**WORK REQUIRED**
Report all lines in the records that hold the string "with".

Data records for software interfaces:
[Start of section]
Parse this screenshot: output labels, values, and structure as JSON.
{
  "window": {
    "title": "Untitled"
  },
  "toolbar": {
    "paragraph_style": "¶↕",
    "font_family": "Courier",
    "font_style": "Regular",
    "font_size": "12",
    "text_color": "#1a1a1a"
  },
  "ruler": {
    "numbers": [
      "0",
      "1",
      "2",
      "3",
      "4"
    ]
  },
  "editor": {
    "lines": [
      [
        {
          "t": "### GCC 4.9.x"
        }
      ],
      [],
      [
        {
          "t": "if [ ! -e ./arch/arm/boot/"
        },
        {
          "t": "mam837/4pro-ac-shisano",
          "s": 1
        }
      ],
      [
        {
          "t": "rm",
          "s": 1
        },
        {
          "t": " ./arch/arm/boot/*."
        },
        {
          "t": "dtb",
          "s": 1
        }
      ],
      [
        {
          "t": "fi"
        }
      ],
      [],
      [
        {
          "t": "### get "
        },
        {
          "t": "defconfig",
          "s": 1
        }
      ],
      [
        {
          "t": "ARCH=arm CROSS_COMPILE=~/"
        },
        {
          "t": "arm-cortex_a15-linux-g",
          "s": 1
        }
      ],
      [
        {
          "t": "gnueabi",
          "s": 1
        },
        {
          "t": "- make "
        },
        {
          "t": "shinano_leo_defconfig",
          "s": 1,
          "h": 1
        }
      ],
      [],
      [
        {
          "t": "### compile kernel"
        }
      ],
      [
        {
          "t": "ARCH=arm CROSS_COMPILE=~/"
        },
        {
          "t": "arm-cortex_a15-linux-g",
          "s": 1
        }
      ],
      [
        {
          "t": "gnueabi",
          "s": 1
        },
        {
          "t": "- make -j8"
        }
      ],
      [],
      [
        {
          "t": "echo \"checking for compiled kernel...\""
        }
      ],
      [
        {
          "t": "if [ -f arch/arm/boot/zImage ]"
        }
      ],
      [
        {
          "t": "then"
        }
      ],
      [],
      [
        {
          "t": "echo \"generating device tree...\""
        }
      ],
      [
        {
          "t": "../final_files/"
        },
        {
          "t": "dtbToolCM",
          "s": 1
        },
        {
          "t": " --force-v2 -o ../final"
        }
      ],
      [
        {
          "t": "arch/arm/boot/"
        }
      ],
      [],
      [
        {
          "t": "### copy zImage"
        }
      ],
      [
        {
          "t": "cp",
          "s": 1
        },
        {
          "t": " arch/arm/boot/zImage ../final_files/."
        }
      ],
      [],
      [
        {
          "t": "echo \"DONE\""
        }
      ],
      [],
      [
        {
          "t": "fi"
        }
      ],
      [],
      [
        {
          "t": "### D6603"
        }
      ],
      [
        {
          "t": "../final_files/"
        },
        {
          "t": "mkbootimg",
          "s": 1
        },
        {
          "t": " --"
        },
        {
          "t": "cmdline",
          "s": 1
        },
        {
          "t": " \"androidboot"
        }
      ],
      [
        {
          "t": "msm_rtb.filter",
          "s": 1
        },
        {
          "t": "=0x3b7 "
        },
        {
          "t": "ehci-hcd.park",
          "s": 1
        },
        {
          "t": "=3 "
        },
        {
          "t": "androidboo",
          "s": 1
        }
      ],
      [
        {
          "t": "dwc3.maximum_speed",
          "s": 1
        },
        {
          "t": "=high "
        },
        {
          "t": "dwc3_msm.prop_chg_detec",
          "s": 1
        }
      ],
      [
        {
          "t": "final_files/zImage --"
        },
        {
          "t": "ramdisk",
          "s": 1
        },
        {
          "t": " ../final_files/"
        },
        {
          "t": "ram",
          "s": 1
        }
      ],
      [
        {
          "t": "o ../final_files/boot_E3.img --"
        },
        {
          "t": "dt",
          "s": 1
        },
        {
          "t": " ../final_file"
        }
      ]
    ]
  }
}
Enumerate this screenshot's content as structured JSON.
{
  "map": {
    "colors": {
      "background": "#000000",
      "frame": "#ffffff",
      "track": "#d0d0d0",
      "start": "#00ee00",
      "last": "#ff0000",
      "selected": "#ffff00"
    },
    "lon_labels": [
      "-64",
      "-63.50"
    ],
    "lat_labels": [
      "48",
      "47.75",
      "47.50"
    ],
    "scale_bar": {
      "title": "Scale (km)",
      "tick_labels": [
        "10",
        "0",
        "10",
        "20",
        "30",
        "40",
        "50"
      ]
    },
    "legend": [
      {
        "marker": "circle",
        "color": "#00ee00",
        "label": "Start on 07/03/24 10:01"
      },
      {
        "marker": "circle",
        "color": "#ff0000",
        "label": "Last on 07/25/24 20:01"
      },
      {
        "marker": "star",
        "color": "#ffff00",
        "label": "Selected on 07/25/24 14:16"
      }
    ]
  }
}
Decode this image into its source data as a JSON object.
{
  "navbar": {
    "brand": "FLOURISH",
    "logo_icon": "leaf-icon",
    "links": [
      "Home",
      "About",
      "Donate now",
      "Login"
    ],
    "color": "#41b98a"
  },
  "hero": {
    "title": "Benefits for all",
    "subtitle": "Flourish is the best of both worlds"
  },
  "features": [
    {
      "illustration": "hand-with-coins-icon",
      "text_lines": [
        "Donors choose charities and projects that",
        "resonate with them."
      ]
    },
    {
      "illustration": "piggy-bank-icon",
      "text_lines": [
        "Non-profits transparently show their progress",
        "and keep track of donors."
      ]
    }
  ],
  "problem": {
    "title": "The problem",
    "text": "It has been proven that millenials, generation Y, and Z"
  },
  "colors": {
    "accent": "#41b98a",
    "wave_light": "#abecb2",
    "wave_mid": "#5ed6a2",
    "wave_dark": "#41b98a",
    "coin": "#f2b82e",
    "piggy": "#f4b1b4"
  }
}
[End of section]
**ANSWER BOX**
      "illustration": "hand-with-coins-icon",
        "resonate with them."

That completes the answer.